___ Extracted material ___
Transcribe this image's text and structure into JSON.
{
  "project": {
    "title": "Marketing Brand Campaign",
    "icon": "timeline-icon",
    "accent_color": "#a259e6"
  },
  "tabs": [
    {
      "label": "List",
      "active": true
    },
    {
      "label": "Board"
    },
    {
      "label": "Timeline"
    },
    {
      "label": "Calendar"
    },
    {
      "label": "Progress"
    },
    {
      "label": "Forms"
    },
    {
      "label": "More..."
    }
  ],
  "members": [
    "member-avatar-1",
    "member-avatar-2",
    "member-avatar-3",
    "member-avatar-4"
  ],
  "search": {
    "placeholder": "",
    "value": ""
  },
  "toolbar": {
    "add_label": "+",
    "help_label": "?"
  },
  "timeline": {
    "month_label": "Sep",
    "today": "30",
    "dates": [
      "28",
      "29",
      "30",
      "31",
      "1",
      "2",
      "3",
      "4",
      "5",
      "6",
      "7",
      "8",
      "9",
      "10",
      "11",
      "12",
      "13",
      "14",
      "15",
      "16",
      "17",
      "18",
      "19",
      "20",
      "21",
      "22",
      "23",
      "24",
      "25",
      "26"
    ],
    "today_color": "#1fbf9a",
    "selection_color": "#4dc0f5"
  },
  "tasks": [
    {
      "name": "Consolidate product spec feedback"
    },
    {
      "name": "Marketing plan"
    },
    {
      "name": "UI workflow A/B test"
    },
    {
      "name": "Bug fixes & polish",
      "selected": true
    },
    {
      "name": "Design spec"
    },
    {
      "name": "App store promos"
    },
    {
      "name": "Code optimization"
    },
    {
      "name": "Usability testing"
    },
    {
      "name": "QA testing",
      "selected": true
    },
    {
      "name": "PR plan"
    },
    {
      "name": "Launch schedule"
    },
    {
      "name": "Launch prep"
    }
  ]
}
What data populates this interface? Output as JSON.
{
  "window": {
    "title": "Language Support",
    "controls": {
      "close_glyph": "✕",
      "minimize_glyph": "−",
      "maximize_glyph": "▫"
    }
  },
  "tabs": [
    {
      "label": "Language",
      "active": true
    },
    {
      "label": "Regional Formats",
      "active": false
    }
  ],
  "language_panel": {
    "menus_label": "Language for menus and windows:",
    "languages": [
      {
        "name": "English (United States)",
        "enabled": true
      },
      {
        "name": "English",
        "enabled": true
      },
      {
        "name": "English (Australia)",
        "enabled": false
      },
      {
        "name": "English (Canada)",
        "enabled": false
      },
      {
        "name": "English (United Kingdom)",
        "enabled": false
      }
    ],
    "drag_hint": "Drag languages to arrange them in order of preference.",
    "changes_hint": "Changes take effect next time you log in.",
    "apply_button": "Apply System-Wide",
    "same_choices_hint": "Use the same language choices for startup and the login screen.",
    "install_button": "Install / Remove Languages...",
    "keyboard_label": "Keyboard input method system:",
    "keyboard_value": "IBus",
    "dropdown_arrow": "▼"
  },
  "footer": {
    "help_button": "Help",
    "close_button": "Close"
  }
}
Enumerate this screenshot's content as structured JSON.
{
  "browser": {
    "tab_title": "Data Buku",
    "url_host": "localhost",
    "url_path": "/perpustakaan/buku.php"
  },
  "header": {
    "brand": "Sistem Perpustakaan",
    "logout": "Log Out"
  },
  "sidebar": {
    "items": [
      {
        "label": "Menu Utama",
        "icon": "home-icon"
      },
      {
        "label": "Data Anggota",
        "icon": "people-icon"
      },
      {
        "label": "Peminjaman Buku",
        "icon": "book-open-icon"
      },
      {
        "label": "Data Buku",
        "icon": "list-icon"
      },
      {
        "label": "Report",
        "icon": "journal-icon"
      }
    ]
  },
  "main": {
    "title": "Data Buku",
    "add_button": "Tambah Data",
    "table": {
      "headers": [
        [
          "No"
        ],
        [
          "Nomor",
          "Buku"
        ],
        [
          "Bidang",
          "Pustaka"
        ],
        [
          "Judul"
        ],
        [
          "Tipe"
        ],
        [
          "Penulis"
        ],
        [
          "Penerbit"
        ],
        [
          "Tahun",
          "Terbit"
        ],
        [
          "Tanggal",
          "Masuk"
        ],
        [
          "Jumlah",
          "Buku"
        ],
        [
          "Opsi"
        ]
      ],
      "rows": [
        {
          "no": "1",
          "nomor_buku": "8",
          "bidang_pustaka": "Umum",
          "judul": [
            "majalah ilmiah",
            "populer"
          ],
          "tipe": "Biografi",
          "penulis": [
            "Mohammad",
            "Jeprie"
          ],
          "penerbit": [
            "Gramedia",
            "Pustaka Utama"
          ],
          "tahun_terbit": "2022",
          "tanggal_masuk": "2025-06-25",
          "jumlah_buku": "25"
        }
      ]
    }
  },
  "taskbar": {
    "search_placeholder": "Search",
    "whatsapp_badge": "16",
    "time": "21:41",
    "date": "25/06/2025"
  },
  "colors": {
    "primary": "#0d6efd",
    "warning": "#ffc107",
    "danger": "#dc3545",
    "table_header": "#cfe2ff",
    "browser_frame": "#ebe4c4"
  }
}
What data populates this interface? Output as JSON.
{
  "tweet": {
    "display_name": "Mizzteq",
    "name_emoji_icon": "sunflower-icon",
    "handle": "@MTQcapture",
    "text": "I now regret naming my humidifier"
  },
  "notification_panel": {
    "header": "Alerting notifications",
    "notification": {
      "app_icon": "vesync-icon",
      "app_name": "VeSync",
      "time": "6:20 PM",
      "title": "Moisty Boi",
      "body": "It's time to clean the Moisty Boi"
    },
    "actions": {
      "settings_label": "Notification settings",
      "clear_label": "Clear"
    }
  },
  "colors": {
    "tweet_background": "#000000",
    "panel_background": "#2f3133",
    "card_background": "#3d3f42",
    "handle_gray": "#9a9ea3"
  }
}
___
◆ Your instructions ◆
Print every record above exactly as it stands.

◆ Reply ◆
Transcribe this image's text and structure into JSON.
{
  "project": {
    "title": "Marketing Brand Campaign",
    "icon": "timeline-icon",
    "accent_color": "#a259e6"
  },
  "tabs": [
    {
      "label": "List",
      "active": true
    },
    {
      "label": "Board"
    },
    {
      "label": "Timeline"
    },
    {
      "label": "Calendar"
    },
    {
      "label": "Progress"
    },
    {
      "label": "Forms"
    },
    {
      "label": "More..."
    }
  ],
  "members": [
    "member-avatar-1",
    "member-avatar-2",
    "member-avatar-3",
    "member-avatar-4"
  ],
  "search": {
    "placeholder": "",
    "value": ""
  },
  "toolbar": {
    "add_label": "+",
    "help_label": "?"
  },
  "timeline": {
    "month_label": "Sep",
    "today": "30",
    "dates": [
      "28",
      "29",
      "30",
      "31",
      "1",
      "2",
      "3",
      "4",
      "5",
      "6",
      "7",
      "8",
      "9",
      "10",
      "11",
      "12",
      "13",
      "14",
      "15",
      "16",
      "17",
      "18",
      "19",
      "20",
      "21",
      "22",
      "23",
      "24",
      "25",
      "26"
    ],
    "today_color": "#1fbf9a",
    "selection_color": "#4dc0f5"
  },
  "tasks": [
    {
      "name": "Consolidate product spec feedback"
    },
    {
      "name": "Marketing plan"
    },
    {
      "name": "UI workflow A/B test"
    },
    {
      "name": "Bug fixes & polish",
      "selected": true
    },
    {
      "name": "Design spec"
    },
    {
      "name": "App store promos"
    },
    {
      "name": "Code optimization"
    },
    {
      "name": "Usability testing"
    },
    {
      "name": "QA testing",
      "selected": true
    },
    {
      "name": "PR plan"
    },
    {
      "name": "Launch schedule"
    },
    {
      "name": "Launch prep"
    }
  ]
}
What data populates this interface? Output as JSON.
{
  "window": {
    "title": "Language Support",
    "controls": {
      "close_glyph": "✕",
      "minimize_glyph": "−",
      "maximize_glyph": "▫"
    }
  },
  "tabs": [
    {
      "label": "Language",
      "active": true
    },
    {
      "label": "Regional Formats",
      "active": false
    }
  ],
  "language_panel": {
    "menus_label": "Language for menus and windows:",
    "languages": [
      {
        "name": "English (United States)",
        "enabled": true
      },
      {
        "name": "English",
        "enabled": true
      },
      {
        "name": "English (Australia)",
        "enabled": false
      },
      {
        "name": "English (Canada)",
        "enabled": false
      },
      {
        "name": "English (United Kingdom)",
        "enabled": false
      }
    ],
    "drag_hint": "Drag languages to arrange them in order of preference.",
    "changes_hint": "Changes take effect next time you log in.",
    "apply_button": "Apply System-Wide",
    "same_choices_hint": "Use the same language choices for startup and the login screen.",
    "install_button": "Install / Remove Languages...",
    "keyboard_label": "Keyboard input method system:",
    "keyboard_value": "IBus",
    "dropdown_arrow": "▼"
  },
  "footer": {
    "help_button": "Help",
    "close_button": "Close"
  }
}
Enumerate this screenshot's content as structured JSON.
{
  "browser": {
    "tab_title": "Data Buku",
    "url_host": "localhost",
    "url_path": "/perpustakaan/buku.php"
  },
  "header": {
    "brand": "Sistem Perpustakaan",
    "logout": "Log Out"
  },
  "sidebar": {
    "items": [
      {
        "label": "Menu Utama",
        "icon": "home-icon"
      },
      {
        "label": "Data Anggota",
        "icon": "people-icon"
      },
      {
        "label": "Peminjaman Buku",
        "icon": "book-open-icon"
      },
      {
        "label": "Data Buku",
        "icon": "list-icon"
      },
      {
        "label": "Report",
        "icon": "journal-icon"
      }
    ]
  },
  "main": {
    "title": "Data Buku",
    "add_button": "Tambah Data",
    "table": {
      "headers": [
        [
          "No"
        ],
        [
          "Nomor",
          "Buku"
        ],
        [
          "Bidang",
          "Pustaka"
        ],
        [
          "Judul"
        ],
        [
          "Tipe"
        ],
        [
          "Penulis"
        ],
        [
          "Penerbit"
        ],
        [
          "Tahun",
          "Terbit"
        ],
        [
          "Tanggal",
          "Masuk"
        ],
        [
          "Jumlah",
          "Buku"
        ],
        [
          "Opsi"
        ]
      ],
      "rows": [
        {
          "no": "1",
          "nomor_buku": "8",
          "bidang_pustaka": "Umum",
          "judul": [
            "majalah ilmiah",
            "populer"
          ],
          "tipe": "Biografi",
          "penulis": [
            "Mohammad",
            "Jeprie"
          ],
          "penerbit": [
            "Gramedia",
            "Pustaka Utama"
          ],
          "tahun_terbit": "2022",
          "tanggal_masuk": "2025-06-25",
          "jumlah_buku": "25"
        }
      ]
    }
  },
  "taskbar": {
    "search_placeholder": "Search",
    "whatsapp_badge": "16",
    "time": "21:41",
    "date": "25/06/2025"
  },
  "colors": {
    "primary": "#0d6efd",
    "warning": "#ffc107",
    "danger": "#dc3545",
    "table_header": "#cfe2ff",
    "browser_frame": "#ebe4c4"
  }
}
What data populates this interface? Output as JSON.
{
  "tweet": {
    "display_name": "Mizzteq",
    "name_emoji_icon": "sunflower-icon",
    "handle": "@MTQcapture",
    "text": "I now regret naming my humidifier"
  },
  "notification_panel": {
    "header": "Alerting notifications",
    "notification": {
      "app_icon": "vesync-icon",
      "app_name": "VeSync",
      "time": "6:20 PM",
      "title": "Moisty Boi",
      "body": "It's time to clean the Moisty Boi"
    },
    "actions": {
      "settings_label": "Notification settings",
      "clear_label": "Clear"
    }
  },
  "colors": {
    "tweet_background": "#000000",
    "panel_background": "#2f3133",
    "card_background": "#3d3f42",
    "handle_gray": "#9a9ea3"
  }
}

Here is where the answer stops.